Each year the course will concentrate on a particular problematic that can be studied in relation to classical antiquity or the Middle Ages. The course is intended to present the current state of research relative to the chosen problematic, and will suggest methodological avenues and working hypotheses capable of advancing this state of research. Attention will be paid to modern or contemporary developments with regard to the problematic presented in diachronic fashion (moving forward in time) in the course.
The contribution of this Teaching Unit to the development and
command of the skills and learning outcomes of the programme(s) can be
accessed at the end of this sheet, in the section entitled
“Programmes/courses offering this Teaching Unit”.
At the end of this learning unit, the student is able to :
Upon successful completion of the course the student should be able to :
- make use of a set of research tools used in the study of ancient and medieval philosophy,
- give an account of some appropriate problematic in terms of doctrinal developments during classical antiquity and the Middle Ages, by citing appropriate lines of continuity or eventual changes down through the centuries,

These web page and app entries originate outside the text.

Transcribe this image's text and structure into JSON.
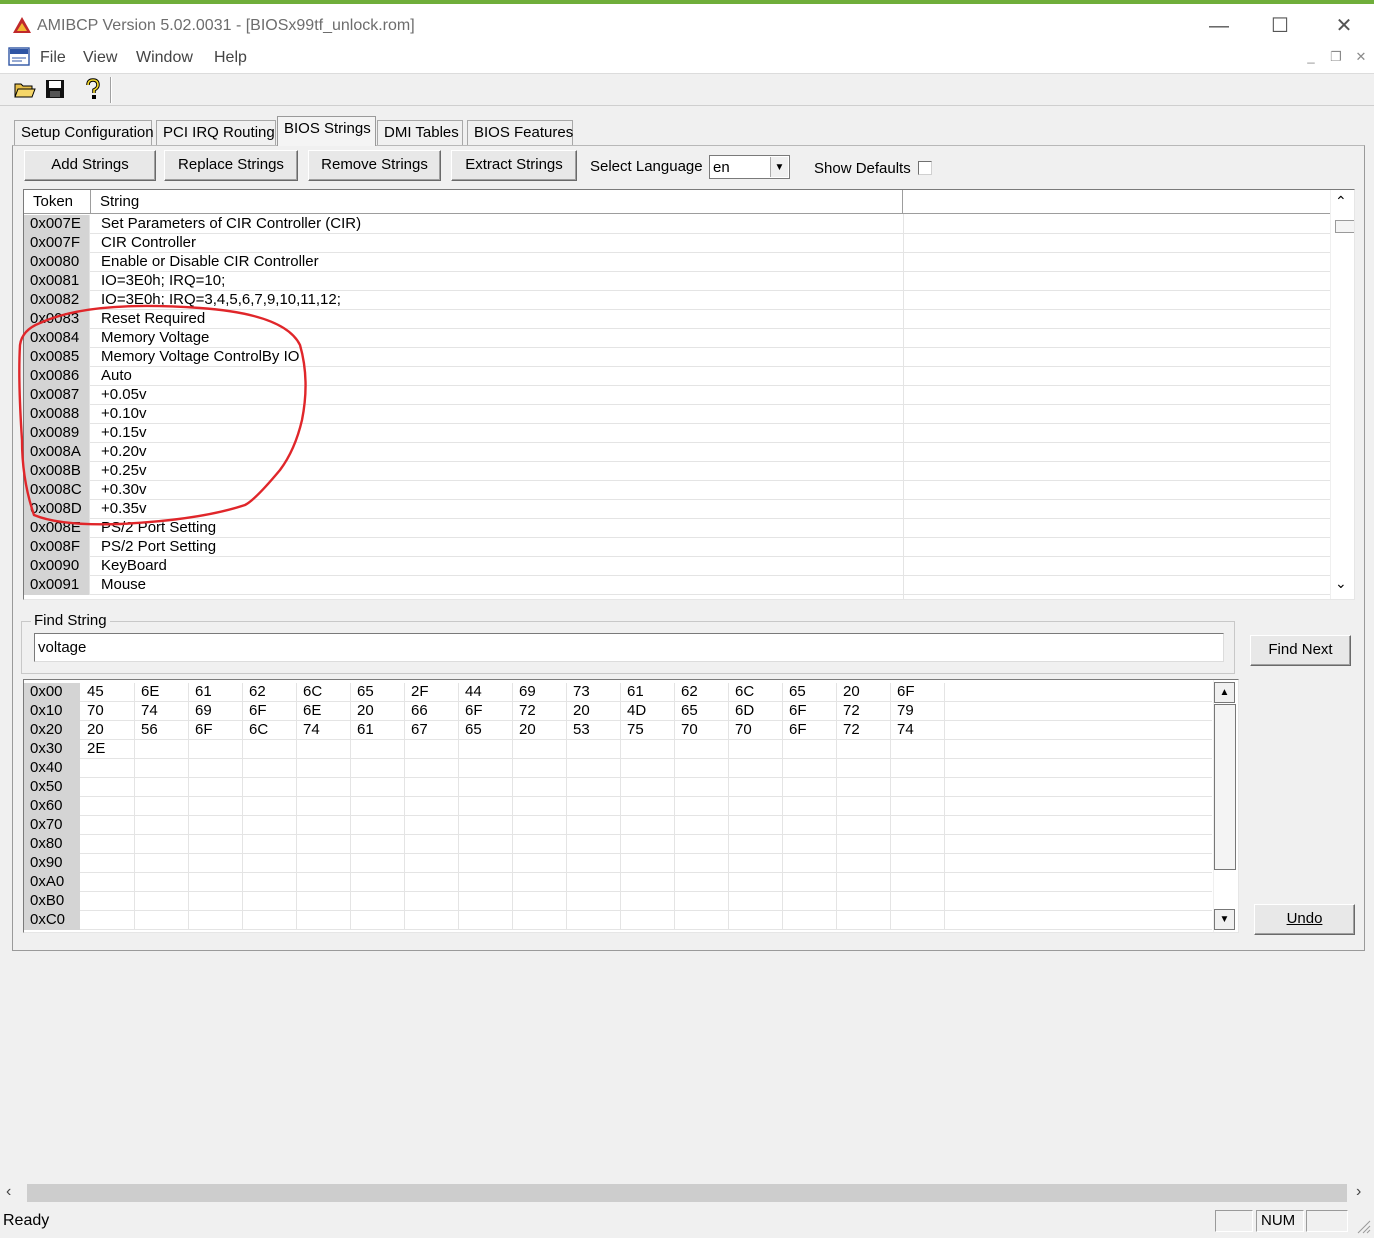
{
  "window": {
    "title": "AMIBCP Version 5.02.0031 - [BIOSx99tf_unlock.rom]",
    "icon": "amibcp-app-icon",
    "controls": {
      "minimize": "—",
      "maximize": "☐",
      "close": "✕"
    }
  },
  "menubar": {
    "icon": "rom-document-icon",
    "items": [
      "File",
      "View",
      "Window",
      "Help"
    ],
    "mdi_controls": {
      "minimize": "_",
      "restore": "❐",
      "close": "✕"
    }
  },
  "toolbar": {
    "buttons": [
      {
        "icon": "open-folder-icon"
      },
      {
        "icon": "save-disk-icon"
      },
      {
        "icon": "help-question-icon"
      }
    ]
  },
  "tabs": [
    "Setup Configuration",
    "PCI IRQ Routing",
    "BIOS Strings",
    "DMI Tables",
    "BIOS Features"
  ],
  "active_tab": "BIOS Strings",
  "actions": {
    "add": "Add Strings",
    "replace": "Replace Strings",
    "remove": "Remove Strings",
    "extract": "Extract Strings"
  },
  "language": {
    "label": "Select Language",
    "value": "en"
  },
  "show_defaults": {
    "label": "Show Defaults",
    "checked": false
  },
  "strings_table": {
    "headers": [
      "Token",
      "String"
    ],
    "rows": [
      {
        "token": "0x007E",
        "string": "Set Parameters of CIR Controller (CIR)"
      },
      {
        "token": "0x007F",
        "string": "CIR Controller"
      },
      {
        "token": "0x0080",
        "string": "Enable or Disable CIR Controller"
      },
      {
        "token": "0x0081",
        "string": "IO=3E0h; IRQ=10;"
      },
      {
        "token": "0x0082",
        "string": "IO=3E0h; IRQ=3,4,5,6,7,9,10,11,12;"
      },
      {
        "token": "0x0083",
        "string": "Reset Required"
      },
      {
        "token": "0x0084",
        "string": "Memory Voltage"
      },
      {
        "token": "0x0085",
        "string": "Memory Voltage ControlBy IO"
      },
      {
        "token": "0x0086",
        "string": "Auto"
      },
      {
        "token": "0x0087",
        "string": "+0.05v"
      },
      {
        "token": "0x0088",
        "string": "+0.10v"
      },
      {
        "token": "0x0089",
        "string": "+0.15v"
      },
      {
        "token": "0x008A",
        "string": "+0.20v"
      },
      {
        "token": "0x008B",
        "string": "+0.25v"
      },
      {
        "token": "0x008C",
        "string": "+0.30v"
      },
      {
        "token": "0x008D",
        "string": "+0.35v"
      },
      {
        "token": "0x008E",
        "string": "PS/2 Port Setting"
      },
      {
        "token": "0x008F",
        "string": "PS/2 Port Setting"
      },
      {
        "token": "0x0090",
        "string": "KeyBoard"
      },
      {
        "token": "0x0091",
        "string": "Mouse"
      }
    ]
  },
  "find": {
    "legend": "Find String",
    "value": "voltage",
    "button": "Find Next"
  },
  "hex_view": {
    "rows": [
      {
        "addr": "0x00",
        "bytes": [
          "45",
          "6E",
          "61",
          "62",
          "6C",
          "65",
          "2F",
          "44",
          "69",
          "73",
          "61",
          "62",
          "6C",
          "65",
          "20",
          "6F"
        ]
      },
      {
        "addr": "0x10",
        "bytes": [
          "70",
          "74",
          "69",
          "6F",
          "6E",
          "20",
          "66",
          "6F",
          "72",
          "20",
          "4D",
          "65",
          "6D",
          "6F",
          "72",
          "79"
        ]
      },
      {
        "addr": "0x20",
        "bytes": [
          "20",
          "56",
          "6F",
          "6C",
          "74",
          "61",
          "67",
          "65",
          "20",
          "53",
          "75",
          "70",
          "70",
          "6F",
          "72",
          "74"
        ]
      },
      {
        "addr": "0x30",
        "bytes": [
          "2E"
        ]
      },
      {
        "addr": "0x40",
        "bytes": []
      },
      {
        "addr": "0x50",
        "bytes": []
      },
      {
        "addr": "0x60",
        "bytes": []
      },
      {
        "addr": "0x70",
        "bytes": []
      },
      {
        "addr": "0x80",
        "bytes": []
      },
      {
        "addr": "0x90",
        "bytes": []
      },
      {
        "addr": "0xA0",
        "bytes": []
      },
      {
        "addr": "0xB0",
        "bytes": []
      },
      {
        "addr": "0xC0",
        "bytes": []
      }
    ],
    "undo_button": "Undo"
  },
  "status": {
    "text": "Ready",
    "num": "NUM"
  },
  "annotation_color": "#e0262a"
}
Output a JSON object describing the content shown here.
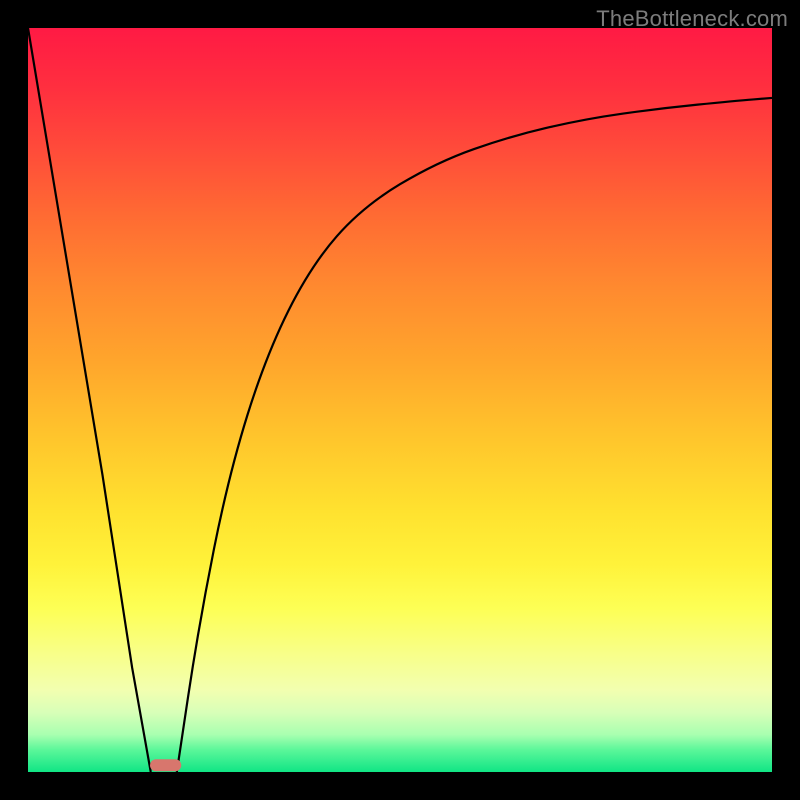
{
  "watermark": "TheBottleneck.com",
  "chart_data": {
    "type": "line",
    "title": "",
    "xlabel": "",
    "ylabel": "",
    "xlim": [
      0,
      100
    ],
    "ylim": [
      0,
      100
    ],
    "grid": false,
    "series": [
      {
        "name": "left-branch",
        "x": [
          0,
          5,
          10,
          14,
          16.5
        ],
        "values": [
          100,
          70,
          40,
          14,
          0
        ]
      },
      {
        "name": "right-branch",
        "x": [
          20,
          23,
          27,
          32,
          38,
          45,
          55,
          65,
          75,
          85,
          95,
          100
        ],
        "values": [
          0,
          20,
          40,
          56,
          68,
          76,
          82,
          85.5,
          87.8,
          89.2,
          90.2,
          90.6
        ]
      }
    ],
    "marker": {
      "name": "bottleneck-zone",
      "x_center": 18.5,
      "width": 4.2,
      "y": 0.9
    },
    "background_gradient": {
      "stops": [
        {
          "pos": 0,
          "color": "#ff1a44"
        },
        {
          "pos": 0.5,
          "color": "#ffc52c"
        },
        {
          "pos": 0.8,
          "color": "#fcff60"
        },
        {
          "pos": 1,
          "color": "#10e585"
        }
      ]
    }
  }
}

- analyse the position relative to this problematic of a given author taken as representative of the classical-medieval period in a relevant way, based on the methodology and the conceptual and historical framework presented in the course o make comparisons to modern or contemporary perspectives